* **What you are asked to do**: Produce a faithful copy of every record below, without the pictures.

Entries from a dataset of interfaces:
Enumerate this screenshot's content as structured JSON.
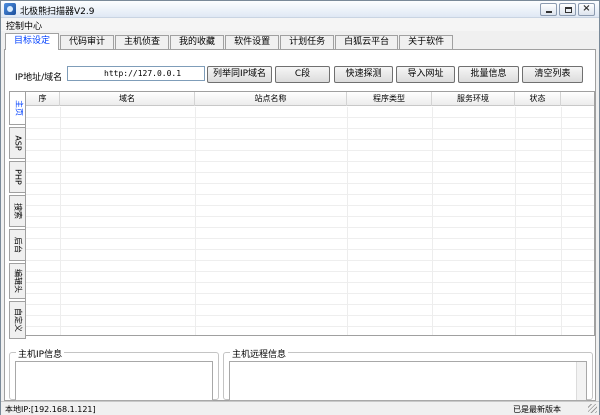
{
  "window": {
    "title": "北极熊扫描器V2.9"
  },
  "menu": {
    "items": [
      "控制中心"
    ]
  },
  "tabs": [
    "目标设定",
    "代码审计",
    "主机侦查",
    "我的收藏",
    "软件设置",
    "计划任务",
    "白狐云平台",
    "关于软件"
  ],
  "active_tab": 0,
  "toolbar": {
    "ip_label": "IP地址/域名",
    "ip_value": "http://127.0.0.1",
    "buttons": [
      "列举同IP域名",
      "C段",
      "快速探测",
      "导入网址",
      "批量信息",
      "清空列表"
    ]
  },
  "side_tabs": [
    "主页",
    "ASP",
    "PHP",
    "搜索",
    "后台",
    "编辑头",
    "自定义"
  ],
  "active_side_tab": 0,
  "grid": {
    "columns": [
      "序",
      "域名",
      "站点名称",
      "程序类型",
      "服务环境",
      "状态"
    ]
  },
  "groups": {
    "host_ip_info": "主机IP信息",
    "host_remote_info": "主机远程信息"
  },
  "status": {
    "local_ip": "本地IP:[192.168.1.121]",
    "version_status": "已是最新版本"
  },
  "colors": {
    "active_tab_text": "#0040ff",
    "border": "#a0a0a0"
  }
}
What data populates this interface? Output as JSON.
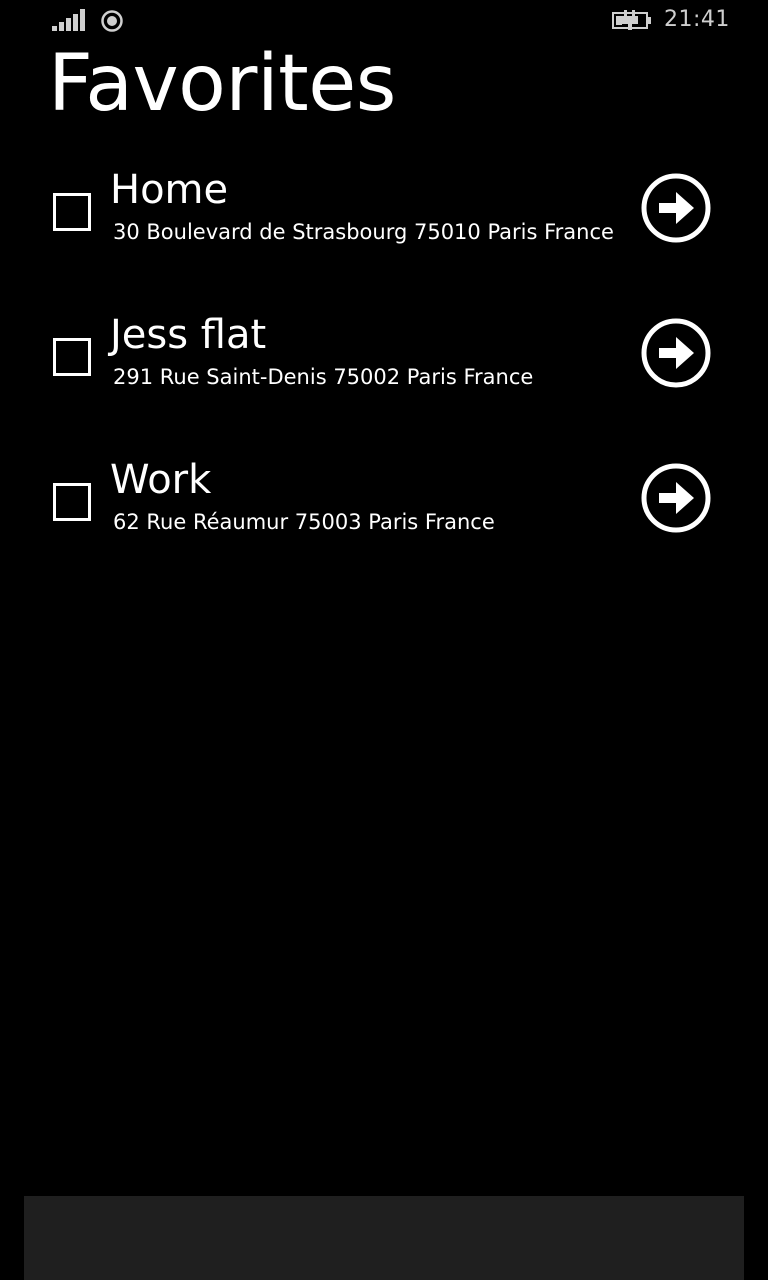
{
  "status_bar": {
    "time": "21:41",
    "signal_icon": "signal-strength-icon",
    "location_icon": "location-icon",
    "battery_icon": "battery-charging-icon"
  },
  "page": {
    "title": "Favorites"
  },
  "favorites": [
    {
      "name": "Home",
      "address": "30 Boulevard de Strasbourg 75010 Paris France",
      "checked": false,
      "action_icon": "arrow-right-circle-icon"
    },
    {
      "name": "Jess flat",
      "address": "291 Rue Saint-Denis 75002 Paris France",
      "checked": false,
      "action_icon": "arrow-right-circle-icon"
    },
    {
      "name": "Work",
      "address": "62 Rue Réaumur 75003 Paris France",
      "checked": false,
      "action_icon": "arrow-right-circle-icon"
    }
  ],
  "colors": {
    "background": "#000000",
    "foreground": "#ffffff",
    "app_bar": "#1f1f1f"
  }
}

* **Exercise result**:
Enumerate this screenshot's content as structured JSON.
{
  "window": {
    "title": "北极熊扫描器V2.9"
  },
  "menu": {
    "items": [
      "控制中心"
    ]
  },
  "tabs": [
    "目标设定",
    "代码审计",
    "主机侦查",
    "我的收藏",
    "软件设置",
    "计划任务",
    "白狐云平台",
    "关于软件"
  ],
  "active_tab": 0,
  "toolbar": {
    "ip_label": "IP地址/域名",
    "ip_value": "http://127.0.0.1",
    "buttons": [
      "列举同IP域名",
      "C段",
      "快速探测",
      "导入网址",
      "批量信息",
      "清空列表"
    ]
  },
  "side_tabs": [
    "主页",
    "ASP",
    "PHP",
    "搜索",
    "后台",
    "编辑头",
    "自定义"
  ],
  "active_side_tab": 0,
  "grid": {
    "columns": [
      "序",
      "域名",
      "站点名称",
      "程序类型",
      "服务环境",
      "状态"
    ]
  },
  "groups": {
    "host_ip_info": "主机IP信息",
    "host_remote_info": "主机远程信息"
  },
  "status": {
    "local_ip": "本地IP:[192.168.1.121]",
    "version_status": "已是最新版本"
  },
  "colors": {
    "active_tab_text": "#0040ff",
    "border": "#a0a0a0"
  }
}
What data populates this interface? Output as JSON.
{
  "status_bar": {
    "time": "21:41",
    "signal_icon": "signal-strength-icon",
    "location_icon": "location-icon",
    "battery_icon": "battery-charging-icon"
  },
  "page": {
    "title": "Favorites"
  },
  "favorites": [
    {
      "name": "Home",
      "address": "30 Boulevard de Strasbourg 75010 Paris France",
      "checked": false,
      "action_icon": "arrow-right-circle-icon"
    },
    {
      "name": "Jess flat",
      "address": "291 Rue Saint-Denis 75002 Paris France",
      "checked": false,
      "action_icon": "arrow-right-circle-icon"
    },
    {
      "name": "Work",
      "address": "62 Rue Réaumur 75003 Paris France",
      "checked": false,
      "action_icon": "arrow-right-circle-icon"
    }
  ],
  "colors": {
    "background": "#000000",
    "foreground": "#ffffff",
    "app_bar": "#1f1f1f"
  }
}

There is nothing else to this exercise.